(You DID NOT just call me Chris from ‘N Sync!)
Although Stipe Miocic‘s quick knockout of previously undefeated heavyweight Philip De Fries may have netted him the $50,000 Knockout of the Night bonus, our pick for sweetest KO went to Jonathan Brookins, who proved that not every Brazilian has the femur mangling leglock ability of Rousimar Palhares when he ground-and-pounded Vagner Rocha into oblivion inside the first two minutes of their preliminary card match-up. Not many of us knew what to make of Brookins after he dropped a UD to Eric Koch back in September of 2011. The fight proved that Brookins’ wrestling could in fact be thwarted, and that his striking had not made the leaps and bounds it needed to in order to balance things out. Last night’s fight was made to be a test of both.
Well, if anyone is still doubting the power in Brookins’ hands, they should probably shut right the hell up. Brookins did what Donald Cerrone, or any of Rocha’s previous opponents for that matter, couldn’t, and shut off his light switch with a series of increasingly punishing strikes before the ref managed to step in. To be honest, it was kind of scary to see that someone as docile and plain daffy as Brookins had the capacity for such brutality. And just as Brookins resembles the missing evolutionary link between man and ape, he was able to evolve in his own right, to connect one of the missing links in his game, and should be applauded for it. Not only did his knockout save a Facebook card that was luke warm at best to begin with, it made up for the fact that the Loeffler/Roberts match was cancelled after Loeffler rolled his ankle in the pre-fight warm up. Talk about shit luck.

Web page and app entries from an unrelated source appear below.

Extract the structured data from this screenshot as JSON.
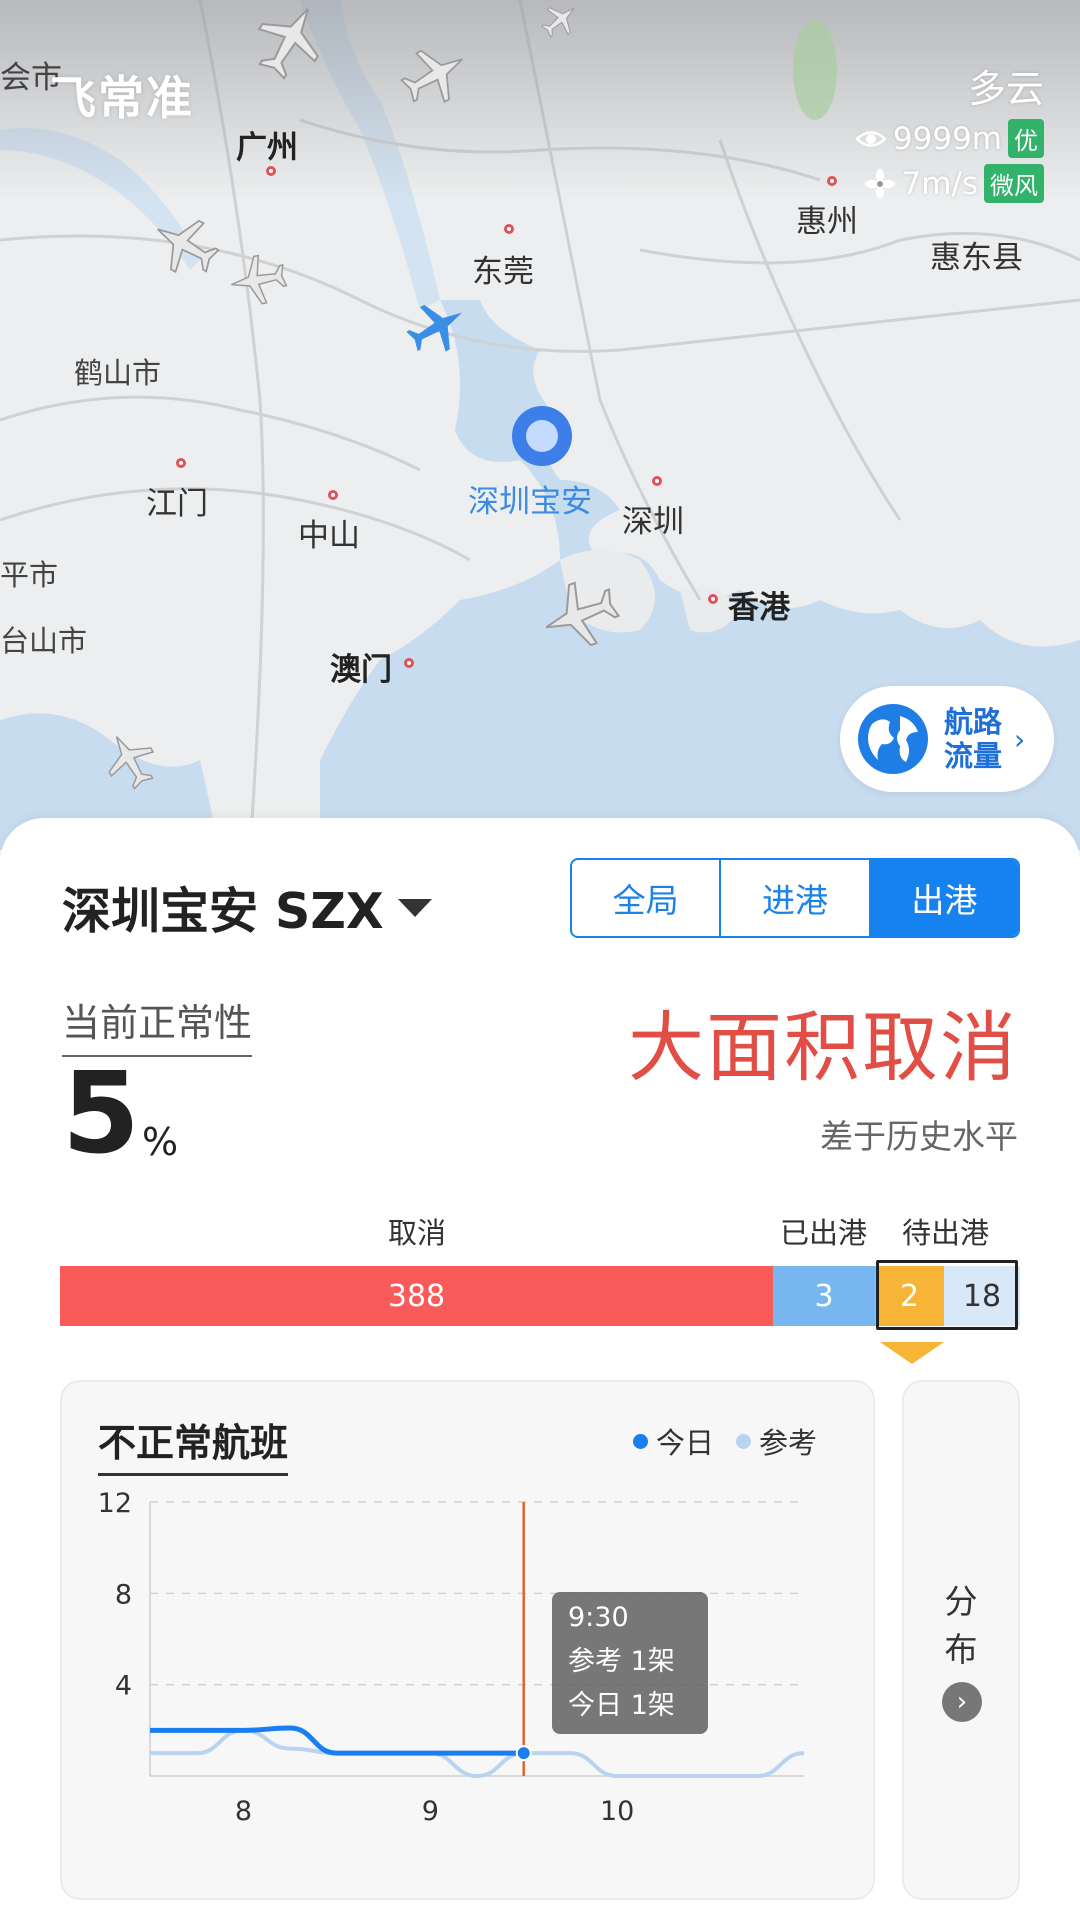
{
  "app": {
    "logo": "飞常准"
  },
  "weather": {
    "condition": "多云",
    "visibility": "9999m",
    "visibility_level": "优",
    "wind": "7m/s",
    "wind_level": "微风"
  },
  "map": {
    "cities": {
      "guangzhou": "广州",
      "dongguan": "东莞",
      "huizhou": "惠州",
      "huidong": "惠东县",
      "heshan": "鹤山市",
      "jiangmen": "江门",
      "zhongshan": "中山",
      "shenzhen": "深圳",
      "hongkong": "香港",
      "macau": "澳门",
      "kaiping": "平市",
      "taishan": "台山市",
      "huishi": "会市"
    },
    "airport_label": "深圳宝安",
    "route_button": {
      "line1": "航路",
      "line2": "流量"
    }
  },
  "panel": {
    "airport_title": "深圳宝安 SZX",
    "tabs": [
      "全局",
      "进港",
      "出港"
    ],
    "active_tab": "出港",
    "normality_label": "当前正常性",
    "normality_value": "5",
    "normality_unit": "%",
    "status": "大面积取消",
    "status_sub": "差于历史水平",
    "bar": {
      "labels": {
        "cancelled": "取消",
        "departed": "已出港",
        "pending": "待出港"
      },
      "values": {
        "cancelled": "388",
        "departed": "3",
        "pending_a": "2",
        "pending_b": "18"
      }
    },
    "abnormal": {
      "title": "不正常航班",
      "legend_today": "今日",
      "legend_ref": "参考",
      "tooltip": {
        "time": "9:30",
        "ref": "参考 1架",
        "today": "今日 1架"
      }
    },
    "side": {
      "line1": "分",
      "line2": "布",
      "arrow": "›"
    }
  },
  "colors": {
    "today": "#1a7ef0",
    "reference": "#b9d4f0",
    "cursor": "#e0642c",
    "cancel": "#f95a5a",
    "departed": "#77b6ee",
    "pending": "#f7b538"
  },
  "chart_data": {
    "type": "line",
    "x": [
      7.5,
      7.75,
      8.0,
      8.25,
      8.5,
      8.75,
      9.0,
      9.25,
      9.5,
      9.75,
      10.0,
      10.25,
      10.5,
      10.75,
      11.0
    ],
    "xticks": [
      "8",
      "9",
      "10"
    ],
    "xtick_values": [
      8,
      9,
      10
    ],
    "ylim": [
      0,
      12
    ],
    "yticks": [
      12,
      8,
      4
    ],
    "series": [
      {
        "name": "今日",
        "values": [
          2,
          2,
          2,
          2.1,
          1,
          1,
          1,
          1,
          1,
          null,
          null,
          null,
          null,
          null,
          null
        ]
      },
      {
        "name": "参考",
        "values": [
          1,
          1,
          2,
          1.2,
          1,
          1,
          1,
          0,
          1,
          1,
          0,
          0,
          0,
          0,
          1
        ]
      }
    ],
    "cursor_x": 9.5,
    "grid": "dashed-horizontal",
    "legend": "top-right"
  }
}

Ivan Menjivar and TUF 14′s John Albert kicked off the main card by engaging in one of the wildest back and forth rounds that you will see this year, trading punches, kicks, knees, and submissions at an astonishing rate. A tip of the hat is also due to Albert for having the gusto to attack Menjivar in the fashion he did, going for omaplatas, heel hooks, and triangle/armbar variations on the more experienced grappler at every opportunity. That said, it appears his submission defense is not quite up to par with that of his offense. Albert had Menjivar on the defensive following a left hook/head kick combo, and looked like he would finish “The Pride of El Salvador” with a barrage of knees, one of which was blatantly illegal. But he made a huge mistake when he went for that guillotine, which gave Menjivar all the space he needed to flip the script and put Albert on his back, a shift in momentum that would lead to the the fight ending rear-naked choke, and a $50,000 Submission of the Night bonus for Menjivar. We would call it a rookie mistake by Albert, but even the most seasoned of veterans have made it.
Following the Menjivar/Albert match, TUF 14 bantamweight runner-up T.J. Dillashaw used his superior grappling prowess to grind out a unanimous decision over the lengthy Walel Watson. From the opening bell, it was pretty evident that Dillashaw wanted nothing to do with Watson’s striking game, and considering the manner in which he lost to John Dodson, this seemed understandable. Threatening with a rear-naked choke on several occasions throughout the first round, Dillashaw continued to take Watson down at will over the next two, utterly dominating him and walking away with a 30-25, 30-25, 30-26 unanimous decision.
Speaking of numbers, one thing we would like to compliment the UFC on was their usage of the strike counting graphic that would pop out of the clock every so often. It gives you something to consider when personally judging each fight, and in our opinion, will help casual fans gain an appreciation for one aspect of the ground game. So touche, UFC. Touche.
Oh yeah, and Ronny Markes had a successful middleweight debut, managing to overcome being nearly finished in the first round to out grapple Aaron Simpson and snag a split decision victory. With the win, Markes improves to 2-0 in the octagon and is now the biggest middleweight since Anthony Johnson.